On April 14, the Trump administration signed the contract to test famotidine in COVID-19 patients in New York despite a lack of published data or studies to suggest heavy doses would be safe or effective against the novel coronavirus.
When government scientists learned of the hastily produced proposal to spend millions in federal funding on the research, they considered it laughable, according to Bright's whistleblower complaint.
But the June letter from HHS would indicate that the trial was plagued by poor management from the start.
The manner in which the clinical trial has been conducted by the Alchem/Northwell team does not meet the standards specified (in) the contract and suggests a high probability that Alchem will be unable to meet the terms of the contract, the letter stated, noting that it's purpose was to communicate the government's concerns.
Robert Kaplan, a Stanford University medical professor and former associate director of the National Institutes of Health, said when HHS sends a cure notice about a clinical trial, it is a fairly serious step by the agency in voicing concerns that had been reached through consensus internally.
The (HHS) boards have the responsibility to stop the trial if there is a safety concern. They can also stop the trial for futility, if it is unlikely to produce a significant benefit.
Critics, including Bright, who opposed funding the trial while director at HHS' Biomedical Advanced Research and Development Authority, said the Pepcid project underscores the Trump administration's disregard for science and anti-corruption rules - rules meant to protect taxpayer dollars from going to political cronies or funding projects that aren't based on more rigorous science.

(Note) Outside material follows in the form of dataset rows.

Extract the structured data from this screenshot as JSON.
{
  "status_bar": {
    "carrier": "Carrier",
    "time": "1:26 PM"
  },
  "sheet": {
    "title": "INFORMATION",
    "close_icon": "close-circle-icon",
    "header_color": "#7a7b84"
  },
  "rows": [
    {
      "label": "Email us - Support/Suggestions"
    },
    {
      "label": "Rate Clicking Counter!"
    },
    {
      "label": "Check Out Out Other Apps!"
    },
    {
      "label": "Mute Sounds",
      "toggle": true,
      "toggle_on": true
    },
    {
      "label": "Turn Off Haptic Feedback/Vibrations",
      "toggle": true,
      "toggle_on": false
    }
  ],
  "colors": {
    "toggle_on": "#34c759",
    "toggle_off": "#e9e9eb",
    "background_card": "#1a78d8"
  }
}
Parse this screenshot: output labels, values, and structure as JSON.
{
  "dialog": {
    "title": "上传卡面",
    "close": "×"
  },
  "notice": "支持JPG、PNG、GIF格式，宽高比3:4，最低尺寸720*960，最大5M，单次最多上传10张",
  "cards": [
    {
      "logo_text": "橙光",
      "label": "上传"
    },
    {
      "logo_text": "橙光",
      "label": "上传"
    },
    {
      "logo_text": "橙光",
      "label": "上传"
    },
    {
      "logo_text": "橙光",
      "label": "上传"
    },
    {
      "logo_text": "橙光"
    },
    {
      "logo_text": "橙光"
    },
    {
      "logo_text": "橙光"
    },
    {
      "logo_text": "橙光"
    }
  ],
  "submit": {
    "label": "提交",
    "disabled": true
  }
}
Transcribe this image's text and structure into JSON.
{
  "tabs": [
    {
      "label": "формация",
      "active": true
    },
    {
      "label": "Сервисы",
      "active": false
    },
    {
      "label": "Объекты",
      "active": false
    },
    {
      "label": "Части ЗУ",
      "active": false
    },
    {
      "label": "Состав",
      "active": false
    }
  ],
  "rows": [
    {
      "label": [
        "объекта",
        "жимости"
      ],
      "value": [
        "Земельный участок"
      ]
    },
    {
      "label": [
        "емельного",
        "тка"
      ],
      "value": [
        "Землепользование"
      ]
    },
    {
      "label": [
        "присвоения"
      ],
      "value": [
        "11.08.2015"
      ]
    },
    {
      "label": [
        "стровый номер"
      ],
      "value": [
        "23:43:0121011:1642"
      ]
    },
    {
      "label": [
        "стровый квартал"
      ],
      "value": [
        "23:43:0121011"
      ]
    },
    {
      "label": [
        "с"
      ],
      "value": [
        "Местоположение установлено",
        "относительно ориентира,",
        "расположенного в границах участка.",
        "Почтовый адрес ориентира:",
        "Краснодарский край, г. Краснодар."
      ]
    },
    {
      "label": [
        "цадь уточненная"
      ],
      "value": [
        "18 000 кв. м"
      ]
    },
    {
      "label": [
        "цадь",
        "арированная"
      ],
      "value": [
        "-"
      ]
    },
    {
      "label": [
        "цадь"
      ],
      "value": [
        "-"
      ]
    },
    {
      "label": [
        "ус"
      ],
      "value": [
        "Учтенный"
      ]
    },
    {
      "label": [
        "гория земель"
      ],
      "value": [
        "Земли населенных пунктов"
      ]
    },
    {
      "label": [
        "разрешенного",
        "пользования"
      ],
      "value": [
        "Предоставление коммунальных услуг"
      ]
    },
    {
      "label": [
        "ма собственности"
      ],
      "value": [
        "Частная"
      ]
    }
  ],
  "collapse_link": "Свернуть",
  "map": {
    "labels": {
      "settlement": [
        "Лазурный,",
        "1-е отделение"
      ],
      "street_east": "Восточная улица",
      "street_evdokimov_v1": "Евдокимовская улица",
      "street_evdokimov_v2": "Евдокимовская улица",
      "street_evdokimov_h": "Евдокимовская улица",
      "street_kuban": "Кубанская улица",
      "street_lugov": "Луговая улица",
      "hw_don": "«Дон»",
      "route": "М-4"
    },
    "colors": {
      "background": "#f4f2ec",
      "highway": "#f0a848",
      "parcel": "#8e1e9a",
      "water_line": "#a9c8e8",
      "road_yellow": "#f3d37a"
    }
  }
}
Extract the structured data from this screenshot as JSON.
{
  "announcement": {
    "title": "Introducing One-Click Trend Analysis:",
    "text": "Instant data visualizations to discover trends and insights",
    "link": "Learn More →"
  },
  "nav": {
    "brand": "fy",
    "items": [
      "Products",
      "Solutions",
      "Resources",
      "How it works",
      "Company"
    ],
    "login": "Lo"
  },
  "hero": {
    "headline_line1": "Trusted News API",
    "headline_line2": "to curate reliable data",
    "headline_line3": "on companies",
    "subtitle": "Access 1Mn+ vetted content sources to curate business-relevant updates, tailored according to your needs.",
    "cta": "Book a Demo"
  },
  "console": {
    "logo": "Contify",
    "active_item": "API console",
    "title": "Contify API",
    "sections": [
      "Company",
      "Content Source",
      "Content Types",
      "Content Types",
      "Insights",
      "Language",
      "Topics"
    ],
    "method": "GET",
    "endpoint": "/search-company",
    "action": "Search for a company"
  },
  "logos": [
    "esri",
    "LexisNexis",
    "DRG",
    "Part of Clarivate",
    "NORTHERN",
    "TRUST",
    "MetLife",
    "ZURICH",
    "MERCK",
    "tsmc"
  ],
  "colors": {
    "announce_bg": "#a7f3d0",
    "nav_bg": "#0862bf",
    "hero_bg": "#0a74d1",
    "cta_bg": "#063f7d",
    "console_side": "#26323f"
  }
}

The government had very little data on which to base a funding decision about Pepcid and COVID-19, critics say; there was no high-grade research on famotidine's coronavirus-fighting potential to underpin a clinical trial involving hundreds of patients.
Bright filed a complaint accusing a senior administration health official of rushing the deal through without the scientific oversight necessary for such a large federal award.
Alchem's Talton outlined in his response to HHS how his company and Northwell had addressed the concerns.
The companies agreed to assign an independent medical monitor to audit all of the data produced by the trial, according to Talton.
The clinical trial is currently suspended, Talton wrote. I urge BARDA to continue the studies related to famotidine as a treatment for COVID-19 under (the contract).